====== Extracted information ======

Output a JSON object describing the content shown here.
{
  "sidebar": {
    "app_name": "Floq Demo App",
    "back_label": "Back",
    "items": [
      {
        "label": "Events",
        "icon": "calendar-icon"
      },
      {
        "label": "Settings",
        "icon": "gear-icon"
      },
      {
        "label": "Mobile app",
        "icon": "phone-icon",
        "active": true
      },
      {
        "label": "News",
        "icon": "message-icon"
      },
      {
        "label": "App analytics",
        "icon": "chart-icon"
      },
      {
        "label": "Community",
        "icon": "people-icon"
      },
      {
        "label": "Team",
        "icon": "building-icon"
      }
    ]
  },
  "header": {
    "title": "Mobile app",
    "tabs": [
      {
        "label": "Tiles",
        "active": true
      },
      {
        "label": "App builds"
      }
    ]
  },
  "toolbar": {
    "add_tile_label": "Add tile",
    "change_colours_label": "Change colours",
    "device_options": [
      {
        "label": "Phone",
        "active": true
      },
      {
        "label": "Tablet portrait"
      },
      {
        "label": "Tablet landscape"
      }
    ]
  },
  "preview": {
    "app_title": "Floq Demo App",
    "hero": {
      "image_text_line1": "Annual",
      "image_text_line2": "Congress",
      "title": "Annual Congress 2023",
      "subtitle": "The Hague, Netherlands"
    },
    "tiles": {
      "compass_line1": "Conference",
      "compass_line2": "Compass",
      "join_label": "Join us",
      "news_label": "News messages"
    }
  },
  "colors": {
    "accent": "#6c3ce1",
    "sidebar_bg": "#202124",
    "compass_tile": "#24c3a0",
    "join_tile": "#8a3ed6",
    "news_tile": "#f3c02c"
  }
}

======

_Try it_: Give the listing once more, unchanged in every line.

_Problem solution_:
Output a JSON object describing the content shown here.
{
  "sidebar": {
    "app_name": "Floq Demo App",
    "back_label": "Back",
    "items": [
      {
        "label": "Events",
        "icon": "calendar-icon"
      },
      {
        "label": "Settings",
        "icon": "gear-icon"
      },
      {
        "label": "Mobile app",
        "icon": "phone-icon",
        "active": true
      },
      {
        "label": "News",
        "icon": "message-icon"
      },
      {
        "label": "App analytics",
        "icon": "chart-icon"
      },
      {
        "label": "Community",
        "icon": "people-icon"
      },
      {
        "label": "Team",
        "icon": "building-icon"
      }
    ]
  },
  "header": {
    "title": "Mobile app",
    "tabs": [
      {
        "label": "Tiles",
        "active": true
      },
      {
        "label": "App builds"
      }
    ]
  },
  "toolbar": {
    "add_tile_label": "Add tile",
    "change_colours_label": "Change colours",
    "device_options": [
      {
        "label": "Phone",
        "active": true
      },
      {
        "label": "Tablet portrait"
      },
      {
        "label": "Tablet landscape"
      }
    ]
  },
  "preview": {
    "app_title": "Floq Demo App",
    "hero": {
      "image_text_line1": "Annual",
      "image_text_line2": "Congress",
      "title": "Annual Congress 2023",
      "subtitle": "The Hague, Netherlands"
    },
    "tiles": {
      "compass_line1": "Conference",
      "compass_line2": "Compass",
      "join_label": "Join us",
      "news_label": "News messages"
    }
  },
  "colors": {
    "accent": "#6c3ce1",
    "sidebar_bg": "#202124",
    "compass_tile": "#24c3a0",
    "join_tile": "#8a3ed6",
    "news_tile": "#f3c02c"
  }
}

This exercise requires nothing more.